(TASK INPUT)

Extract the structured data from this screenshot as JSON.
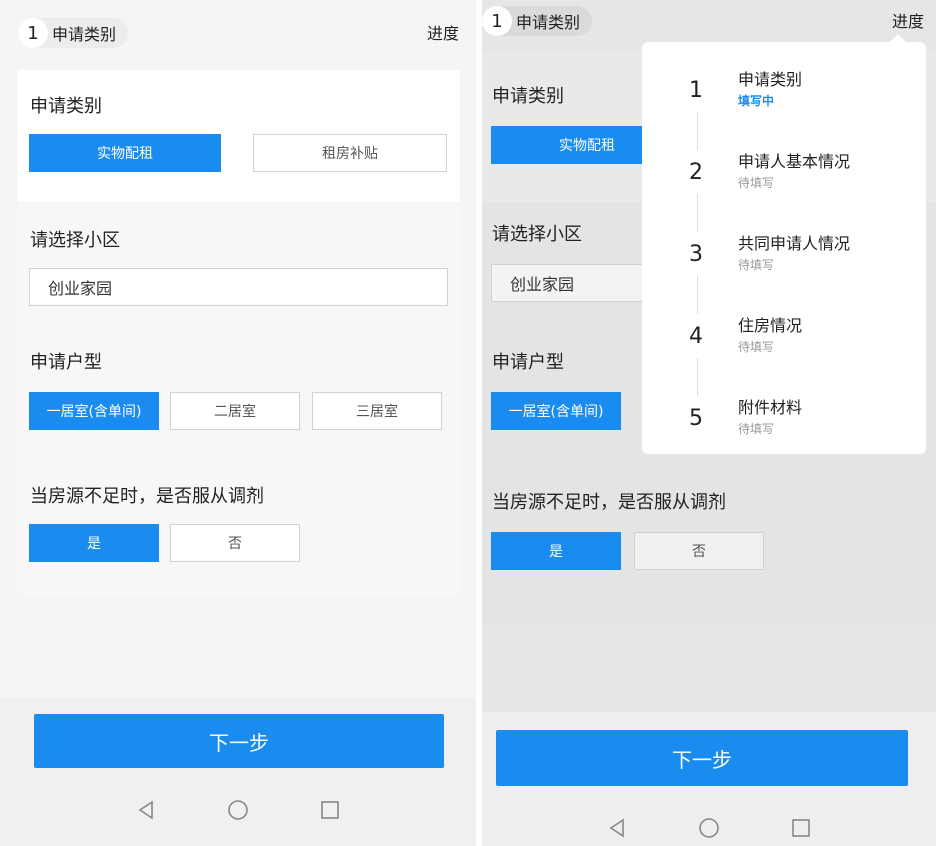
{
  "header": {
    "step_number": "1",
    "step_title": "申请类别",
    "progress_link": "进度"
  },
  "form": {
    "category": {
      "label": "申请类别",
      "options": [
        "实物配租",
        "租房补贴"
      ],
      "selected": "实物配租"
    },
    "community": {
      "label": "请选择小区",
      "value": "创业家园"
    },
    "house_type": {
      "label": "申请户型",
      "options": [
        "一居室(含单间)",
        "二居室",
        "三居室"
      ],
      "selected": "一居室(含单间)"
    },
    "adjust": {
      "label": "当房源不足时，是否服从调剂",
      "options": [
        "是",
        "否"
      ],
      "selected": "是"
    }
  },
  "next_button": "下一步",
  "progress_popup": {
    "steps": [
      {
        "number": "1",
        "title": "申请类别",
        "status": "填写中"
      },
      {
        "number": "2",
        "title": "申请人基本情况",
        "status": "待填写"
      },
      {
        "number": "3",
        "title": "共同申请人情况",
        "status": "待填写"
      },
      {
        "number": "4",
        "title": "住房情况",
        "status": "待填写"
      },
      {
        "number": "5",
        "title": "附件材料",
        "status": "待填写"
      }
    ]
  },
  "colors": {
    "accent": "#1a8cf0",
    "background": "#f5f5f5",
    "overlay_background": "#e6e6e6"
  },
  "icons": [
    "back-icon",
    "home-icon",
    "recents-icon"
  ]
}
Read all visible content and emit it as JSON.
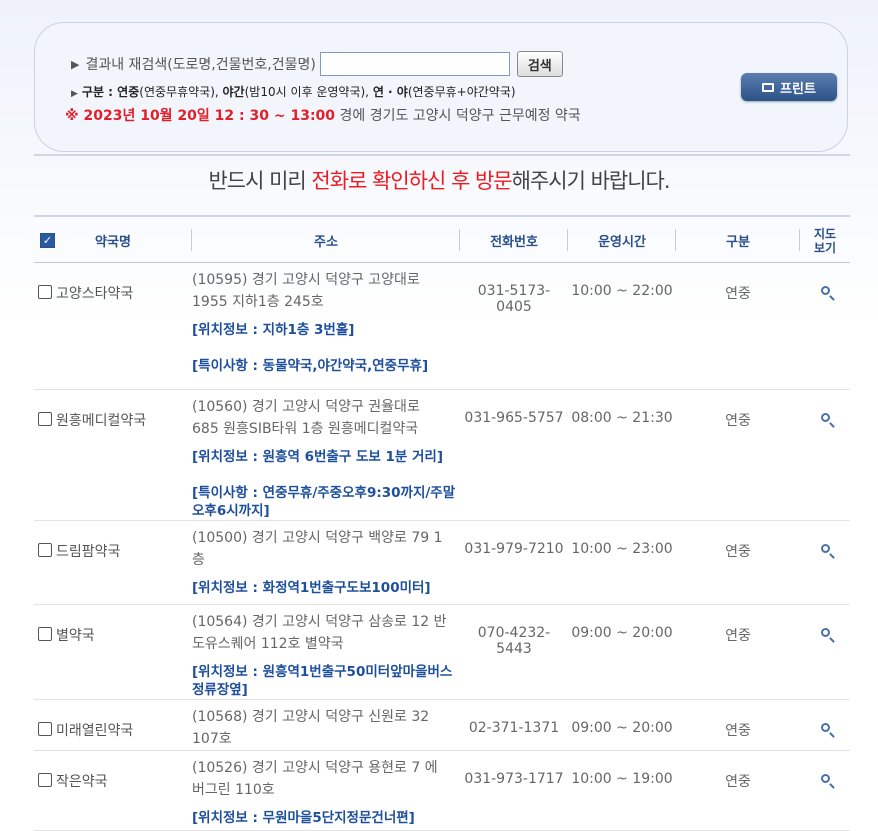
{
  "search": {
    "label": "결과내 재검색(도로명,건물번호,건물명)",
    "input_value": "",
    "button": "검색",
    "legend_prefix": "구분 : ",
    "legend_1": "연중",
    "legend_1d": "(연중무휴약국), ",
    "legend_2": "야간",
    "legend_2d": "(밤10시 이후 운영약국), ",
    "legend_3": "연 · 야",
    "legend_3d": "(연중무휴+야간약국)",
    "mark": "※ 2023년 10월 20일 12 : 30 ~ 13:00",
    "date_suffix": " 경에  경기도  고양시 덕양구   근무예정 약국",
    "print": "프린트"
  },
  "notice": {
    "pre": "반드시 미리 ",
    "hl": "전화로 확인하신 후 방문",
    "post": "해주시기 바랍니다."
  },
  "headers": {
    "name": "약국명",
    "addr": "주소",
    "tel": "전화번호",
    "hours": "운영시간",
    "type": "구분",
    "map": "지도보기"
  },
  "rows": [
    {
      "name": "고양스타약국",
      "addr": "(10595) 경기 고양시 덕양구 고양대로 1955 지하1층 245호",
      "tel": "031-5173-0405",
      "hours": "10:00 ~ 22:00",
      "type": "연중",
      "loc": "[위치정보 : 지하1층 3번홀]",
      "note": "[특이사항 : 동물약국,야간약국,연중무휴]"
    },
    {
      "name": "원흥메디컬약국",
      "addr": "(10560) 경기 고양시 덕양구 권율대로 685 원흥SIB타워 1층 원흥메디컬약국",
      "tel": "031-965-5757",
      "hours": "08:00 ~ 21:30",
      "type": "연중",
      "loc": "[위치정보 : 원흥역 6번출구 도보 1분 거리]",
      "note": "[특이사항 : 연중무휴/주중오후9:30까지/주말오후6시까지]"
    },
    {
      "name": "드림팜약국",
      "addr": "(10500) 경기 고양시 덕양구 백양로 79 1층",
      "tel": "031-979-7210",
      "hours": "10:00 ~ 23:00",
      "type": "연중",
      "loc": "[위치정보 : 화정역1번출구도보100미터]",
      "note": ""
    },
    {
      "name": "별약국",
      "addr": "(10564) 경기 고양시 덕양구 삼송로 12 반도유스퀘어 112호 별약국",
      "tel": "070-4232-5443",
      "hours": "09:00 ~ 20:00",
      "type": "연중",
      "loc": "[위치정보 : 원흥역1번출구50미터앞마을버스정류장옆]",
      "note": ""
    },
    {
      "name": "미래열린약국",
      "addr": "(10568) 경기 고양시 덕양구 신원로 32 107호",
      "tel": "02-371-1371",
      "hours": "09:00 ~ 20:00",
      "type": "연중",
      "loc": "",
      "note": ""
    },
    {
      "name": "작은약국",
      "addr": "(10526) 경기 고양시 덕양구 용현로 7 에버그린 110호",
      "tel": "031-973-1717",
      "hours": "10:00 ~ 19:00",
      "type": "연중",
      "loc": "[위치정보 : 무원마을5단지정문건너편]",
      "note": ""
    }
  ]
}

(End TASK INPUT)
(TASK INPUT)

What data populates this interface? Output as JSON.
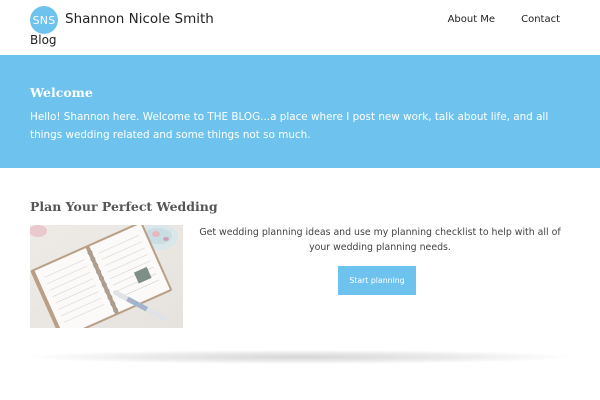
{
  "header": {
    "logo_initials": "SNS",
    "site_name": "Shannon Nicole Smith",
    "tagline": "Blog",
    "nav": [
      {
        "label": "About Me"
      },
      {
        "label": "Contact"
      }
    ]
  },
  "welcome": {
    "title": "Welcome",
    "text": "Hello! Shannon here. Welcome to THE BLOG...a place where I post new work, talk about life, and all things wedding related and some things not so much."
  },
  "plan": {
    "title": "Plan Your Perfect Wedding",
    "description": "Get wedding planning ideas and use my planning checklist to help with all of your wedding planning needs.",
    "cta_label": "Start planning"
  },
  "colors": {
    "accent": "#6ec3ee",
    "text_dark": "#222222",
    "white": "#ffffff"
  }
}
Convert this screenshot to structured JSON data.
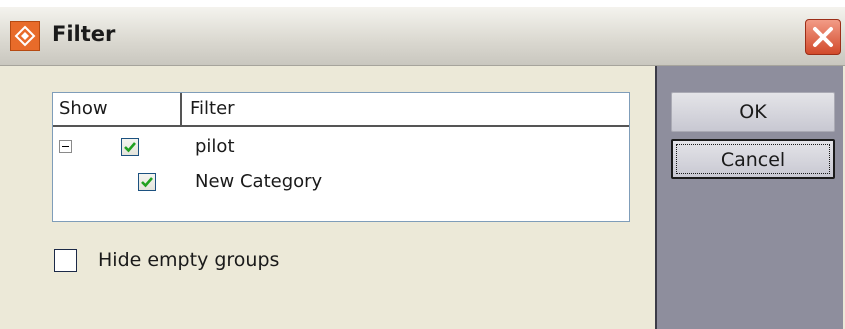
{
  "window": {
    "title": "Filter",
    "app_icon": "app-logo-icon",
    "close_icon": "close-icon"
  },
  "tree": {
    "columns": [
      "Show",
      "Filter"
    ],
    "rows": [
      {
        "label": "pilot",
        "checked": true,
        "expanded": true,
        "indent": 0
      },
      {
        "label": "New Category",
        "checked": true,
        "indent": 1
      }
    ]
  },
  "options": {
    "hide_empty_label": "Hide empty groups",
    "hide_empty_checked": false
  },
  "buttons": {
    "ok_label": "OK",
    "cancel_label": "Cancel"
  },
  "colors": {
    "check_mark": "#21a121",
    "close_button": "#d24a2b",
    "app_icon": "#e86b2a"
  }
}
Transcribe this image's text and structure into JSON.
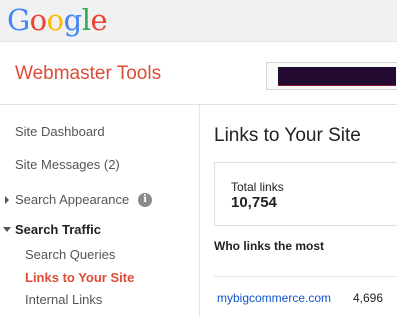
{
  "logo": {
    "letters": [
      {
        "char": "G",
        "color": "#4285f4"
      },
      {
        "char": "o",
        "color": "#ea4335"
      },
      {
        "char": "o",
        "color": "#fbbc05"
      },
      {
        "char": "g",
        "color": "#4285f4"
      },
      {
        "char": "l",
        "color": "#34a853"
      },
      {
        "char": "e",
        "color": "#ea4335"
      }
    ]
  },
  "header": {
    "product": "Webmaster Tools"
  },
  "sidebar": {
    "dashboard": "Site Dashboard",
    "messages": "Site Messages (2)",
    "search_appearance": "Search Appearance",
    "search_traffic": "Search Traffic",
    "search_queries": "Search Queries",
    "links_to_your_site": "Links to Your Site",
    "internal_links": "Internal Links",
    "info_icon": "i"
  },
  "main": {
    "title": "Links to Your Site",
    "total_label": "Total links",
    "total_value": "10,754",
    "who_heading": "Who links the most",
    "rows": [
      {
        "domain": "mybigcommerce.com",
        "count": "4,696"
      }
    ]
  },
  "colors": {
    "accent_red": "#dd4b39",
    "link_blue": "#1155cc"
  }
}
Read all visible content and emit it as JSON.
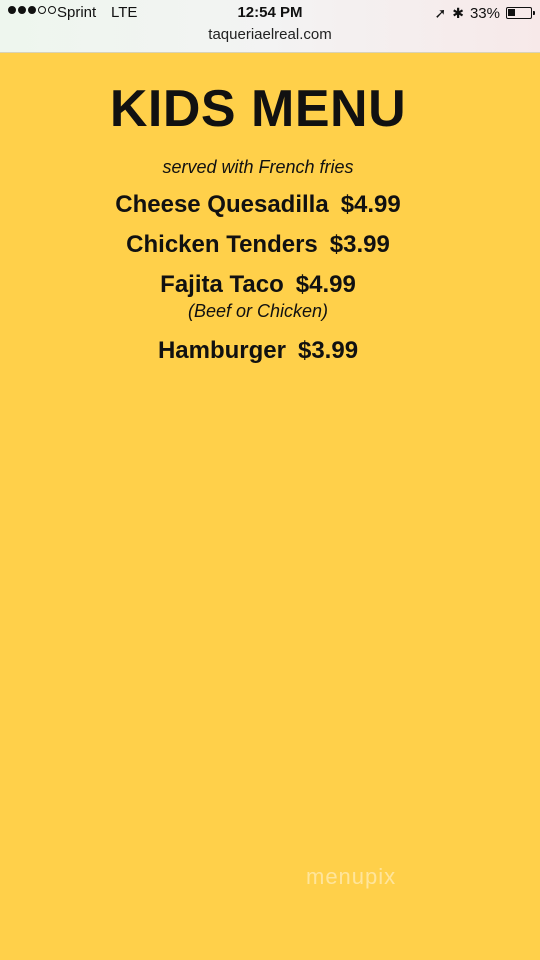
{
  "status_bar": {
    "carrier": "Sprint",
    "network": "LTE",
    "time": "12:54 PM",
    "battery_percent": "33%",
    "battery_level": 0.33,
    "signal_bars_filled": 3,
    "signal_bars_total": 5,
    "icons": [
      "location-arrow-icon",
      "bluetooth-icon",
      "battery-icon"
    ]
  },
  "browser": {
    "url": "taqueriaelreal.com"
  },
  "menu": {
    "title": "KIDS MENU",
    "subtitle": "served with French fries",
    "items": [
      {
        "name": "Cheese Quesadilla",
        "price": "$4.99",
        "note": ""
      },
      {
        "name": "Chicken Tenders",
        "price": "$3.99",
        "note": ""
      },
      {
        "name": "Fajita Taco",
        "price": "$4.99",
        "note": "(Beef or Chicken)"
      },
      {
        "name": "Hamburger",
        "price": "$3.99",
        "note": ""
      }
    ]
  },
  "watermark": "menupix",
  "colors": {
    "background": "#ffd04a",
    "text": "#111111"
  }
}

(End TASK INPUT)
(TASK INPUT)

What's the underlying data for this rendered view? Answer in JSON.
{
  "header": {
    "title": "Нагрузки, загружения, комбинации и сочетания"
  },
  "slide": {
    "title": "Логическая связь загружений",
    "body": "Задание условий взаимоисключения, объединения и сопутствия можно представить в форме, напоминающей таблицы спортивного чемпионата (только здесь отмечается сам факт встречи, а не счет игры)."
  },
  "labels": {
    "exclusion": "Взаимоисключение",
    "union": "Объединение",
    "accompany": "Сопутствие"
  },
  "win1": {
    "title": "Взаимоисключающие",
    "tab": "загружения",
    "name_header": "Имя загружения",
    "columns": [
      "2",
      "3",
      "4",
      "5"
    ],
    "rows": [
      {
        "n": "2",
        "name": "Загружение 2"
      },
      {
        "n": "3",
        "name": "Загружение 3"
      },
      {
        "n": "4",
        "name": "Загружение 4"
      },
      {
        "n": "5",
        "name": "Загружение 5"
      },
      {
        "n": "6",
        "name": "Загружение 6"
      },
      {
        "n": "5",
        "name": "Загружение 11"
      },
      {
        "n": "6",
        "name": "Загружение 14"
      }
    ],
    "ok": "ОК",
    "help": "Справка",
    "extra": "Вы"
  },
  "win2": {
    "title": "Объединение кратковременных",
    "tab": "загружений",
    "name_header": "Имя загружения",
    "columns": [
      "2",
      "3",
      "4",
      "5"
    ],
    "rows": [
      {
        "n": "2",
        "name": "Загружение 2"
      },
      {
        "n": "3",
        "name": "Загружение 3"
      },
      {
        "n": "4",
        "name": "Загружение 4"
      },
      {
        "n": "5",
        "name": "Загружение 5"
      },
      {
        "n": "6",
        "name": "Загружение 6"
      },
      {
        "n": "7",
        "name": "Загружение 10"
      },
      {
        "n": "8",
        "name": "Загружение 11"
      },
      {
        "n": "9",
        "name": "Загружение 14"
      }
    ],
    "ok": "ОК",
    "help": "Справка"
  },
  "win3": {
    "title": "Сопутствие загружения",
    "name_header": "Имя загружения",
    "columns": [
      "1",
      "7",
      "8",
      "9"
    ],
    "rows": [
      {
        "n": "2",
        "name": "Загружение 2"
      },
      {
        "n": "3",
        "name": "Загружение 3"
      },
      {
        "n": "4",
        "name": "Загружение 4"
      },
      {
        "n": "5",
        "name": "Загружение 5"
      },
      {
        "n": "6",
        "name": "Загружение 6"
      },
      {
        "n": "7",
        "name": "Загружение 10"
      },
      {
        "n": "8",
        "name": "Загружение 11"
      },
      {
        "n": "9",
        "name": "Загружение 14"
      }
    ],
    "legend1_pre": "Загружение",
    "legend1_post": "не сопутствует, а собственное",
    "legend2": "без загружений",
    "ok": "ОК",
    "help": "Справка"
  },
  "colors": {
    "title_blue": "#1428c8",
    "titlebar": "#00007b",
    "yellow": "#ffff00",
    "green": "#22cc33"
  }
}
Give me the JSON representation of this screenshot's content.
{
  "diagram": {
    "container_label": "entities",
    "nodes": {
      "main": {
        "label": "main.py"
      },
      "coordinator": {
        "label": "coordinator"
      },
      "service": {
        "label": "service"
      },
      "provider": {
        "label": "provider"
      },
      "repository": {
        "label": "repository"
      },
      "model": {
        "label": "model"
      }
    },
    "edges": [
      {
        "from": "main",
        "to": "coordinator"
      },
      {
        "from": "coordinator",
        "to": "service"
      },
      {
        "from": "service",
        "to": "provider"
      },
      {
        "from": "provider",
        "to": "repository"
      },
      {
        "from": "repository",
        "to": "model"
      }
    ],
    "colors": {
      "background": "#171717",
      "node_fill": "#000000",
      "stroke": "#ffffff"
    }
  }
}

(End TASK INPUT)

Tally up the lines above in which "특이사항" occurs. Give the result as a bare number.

EXPECTED ANSWER:
2